■ Exercise aim: Exactly as written, return every line of the data below apart from the pictures.

[App and web page records]
[Start of section]
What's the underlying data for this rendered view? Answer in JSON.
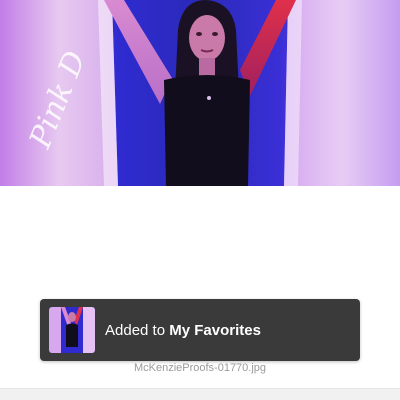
{
  "photo": {
    "watermark_text": "Pink D"
  },
  "toast": {
    "prefix": "Added to",
    "collection": "My Favorites"
  },
  "file": {
    "name": "McKenzieProofs-01770.jpg"
  },
  "colors": {
    "toast_background": "#3a3a3a",
    "backdrop_blue": "#2b2ac9",
    "curtain_pink": "#f1c6ea",
    "filename_text": "#9a9a9a"
  }
}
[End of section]
■ Answer box:
What's the underlying data for this rendered view? Answer in JSON.
{
  "photo": {
    "watermark_text": "Pink D"
  },
  "toast": {
    "prefix": "Added to",
    "collection": "My Favorites"
  },
  "file": {
    "name": "McKenzieProofs-01770.jpg"
  },
  "colors": {
    "toast_background": "#3a3a3a",
    "backdrop_blue": "#2b2ac9",
    "curtain_pink": "#f1c6ea",
    "filename_text": "#9a9a9a"
  }
}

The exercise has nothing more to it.